● What needs to be done
An exact copy of every entry is the answer here, with no pictures.

(Website and app data records)
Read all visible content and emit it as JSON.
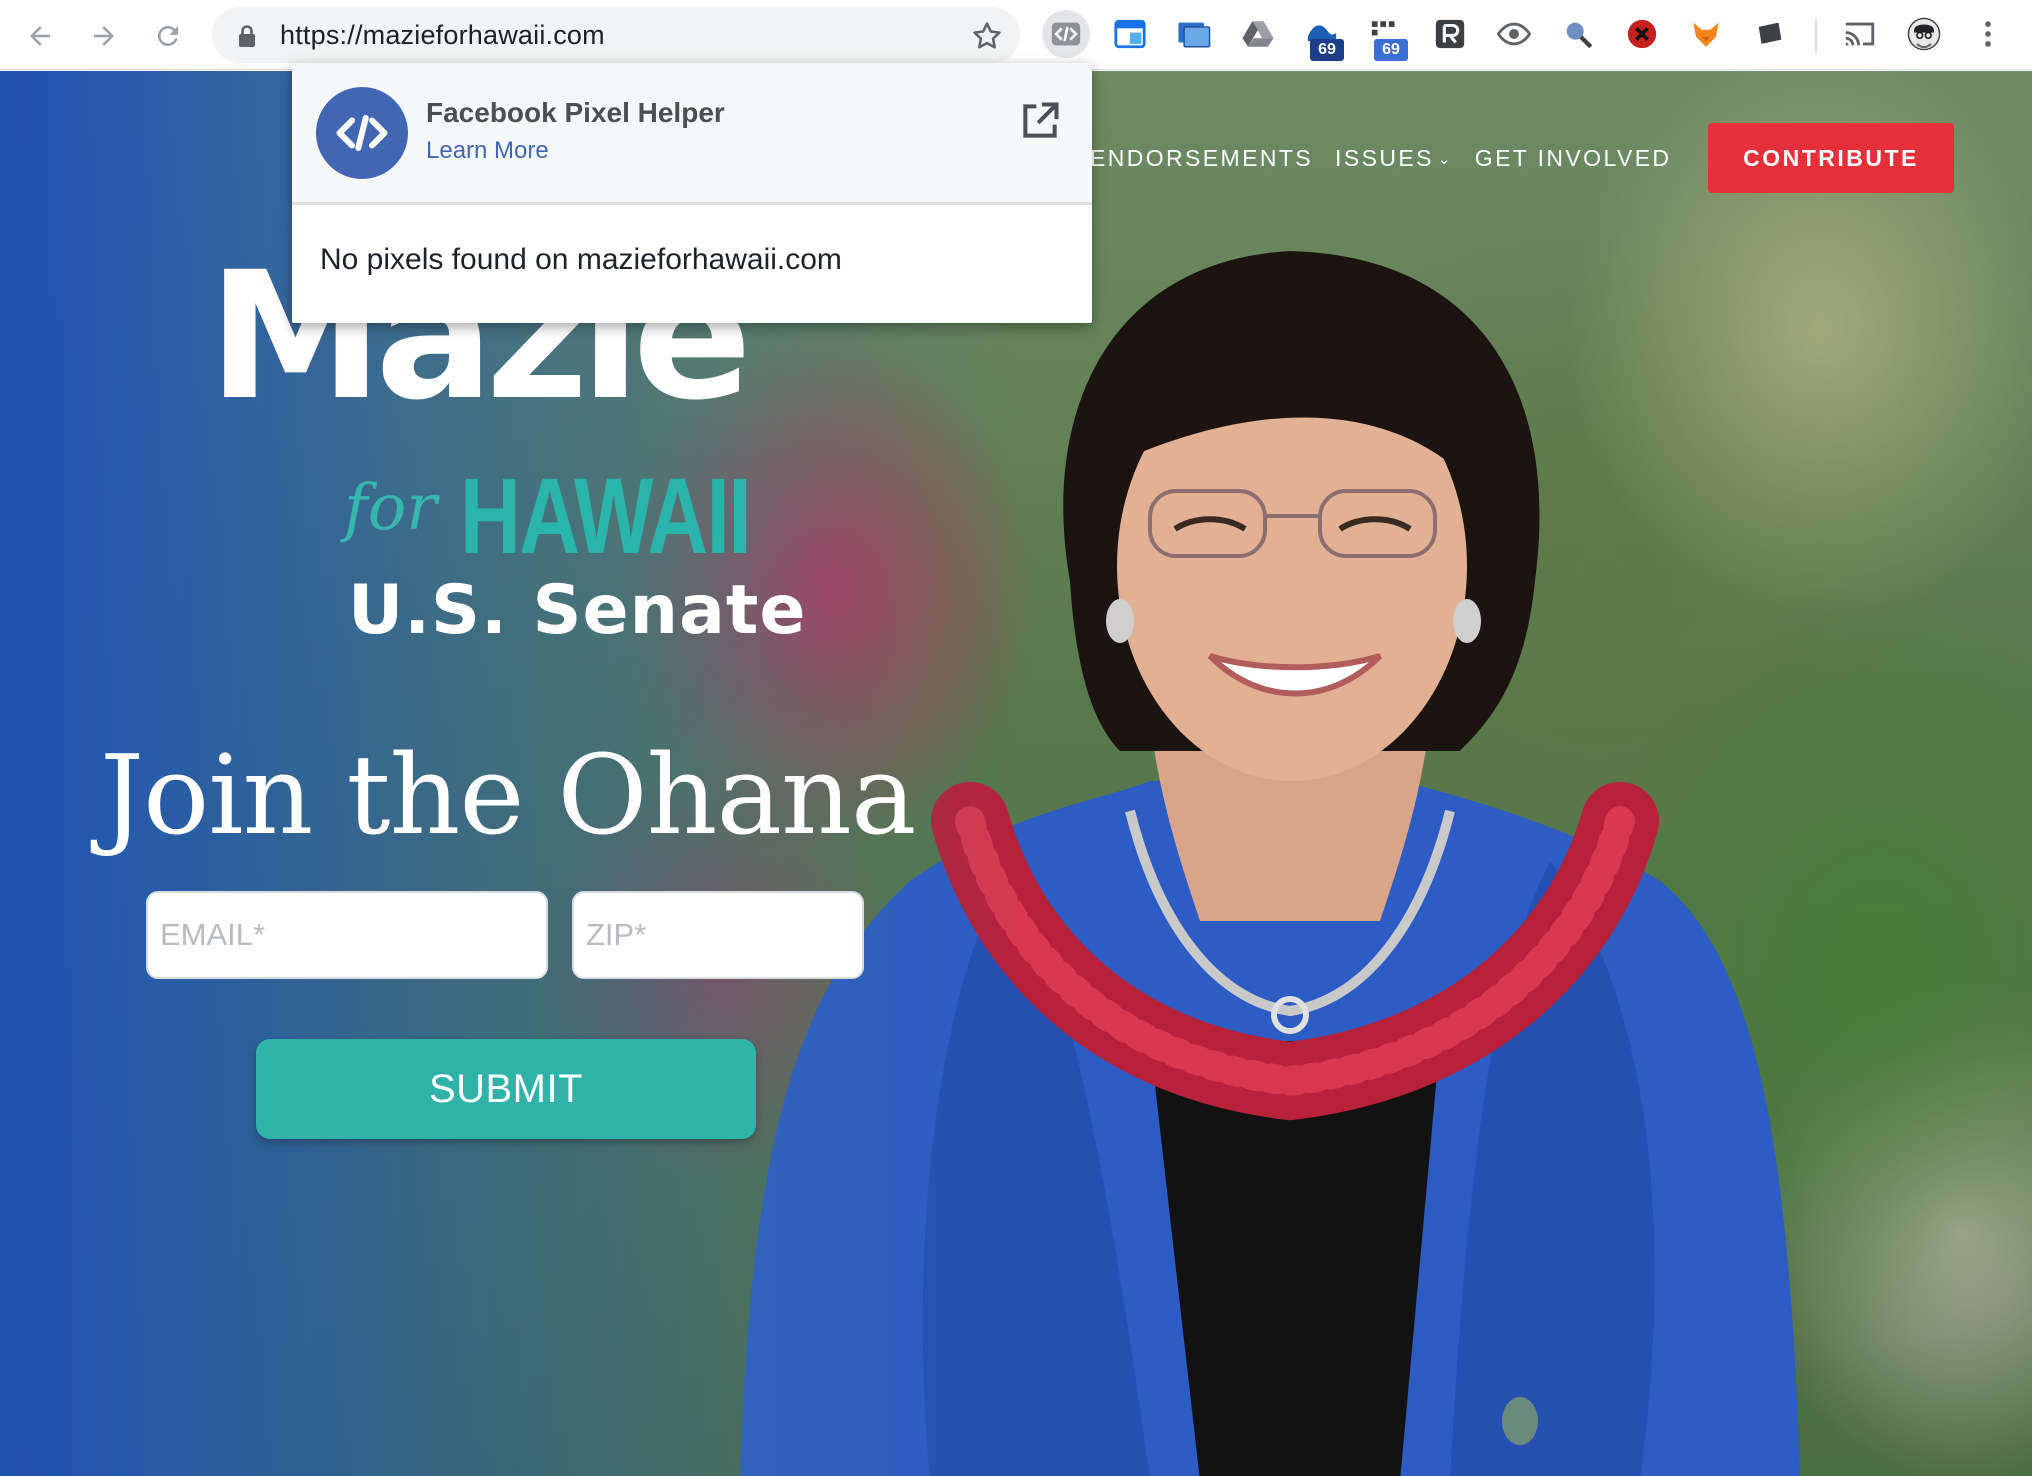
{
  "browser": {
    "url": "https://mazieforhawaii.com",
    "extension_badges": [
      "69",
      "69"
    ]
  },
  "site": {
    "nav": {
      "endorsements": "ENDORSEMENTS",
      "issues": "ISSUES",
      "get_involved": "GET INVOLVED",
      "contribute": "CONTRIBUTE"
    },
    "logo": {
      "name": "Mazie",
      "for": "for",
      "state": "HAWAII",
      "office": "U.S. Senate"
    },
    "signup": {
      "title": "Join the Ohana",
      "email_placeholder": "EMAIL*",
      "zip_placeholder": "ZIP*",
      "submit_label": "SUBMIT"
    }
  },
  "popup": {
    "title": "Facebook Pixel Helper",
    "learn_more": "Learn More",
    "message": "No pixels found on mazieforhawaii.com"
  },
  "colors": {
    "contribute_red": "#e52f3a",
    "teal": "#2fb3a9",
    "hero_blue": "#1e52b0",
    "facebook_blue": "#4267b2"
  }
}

● Written answer
Read all visible content and emit it as JSON.
{
  "browser": {
    "url": "https://mazieforhawaii.com",
    "extension_badges": [
      "69",
      "69"
    ]
  },
  "site": {
    "nav": {
      "endorsements": "ENDORSEMENTS",
      "issues": "ISSUES",
      "get_involved": "GET INVOLVED",
      "contribute": "CONTRIBUTE"
    },
    "logo": {
      "name": "Mazie",
      "for": "for",
      "state": "HAWAII",
      "office": "U.S. Senate"
    },
    "signup": {
      "title": "Join the Ohana",
      "email_placeholder": "EMAIL*",
      "zip_placeholder": "ZIP*",
      "submit_label": "SUBMIT"
    }
  },
  "popup": {
    "title": "Facebook Pixel Helper",
    "learn_more": "Learn More",
    "message": "No pixels found on mazieforhawaii.com"
  },
  "colors": {
    "contribute_red": "#e52f3a",
    "teal": "#2fb3a9",
    "hero_blue": "#1e52b0",
    "facebook_blue": "#4267b2"
  }
}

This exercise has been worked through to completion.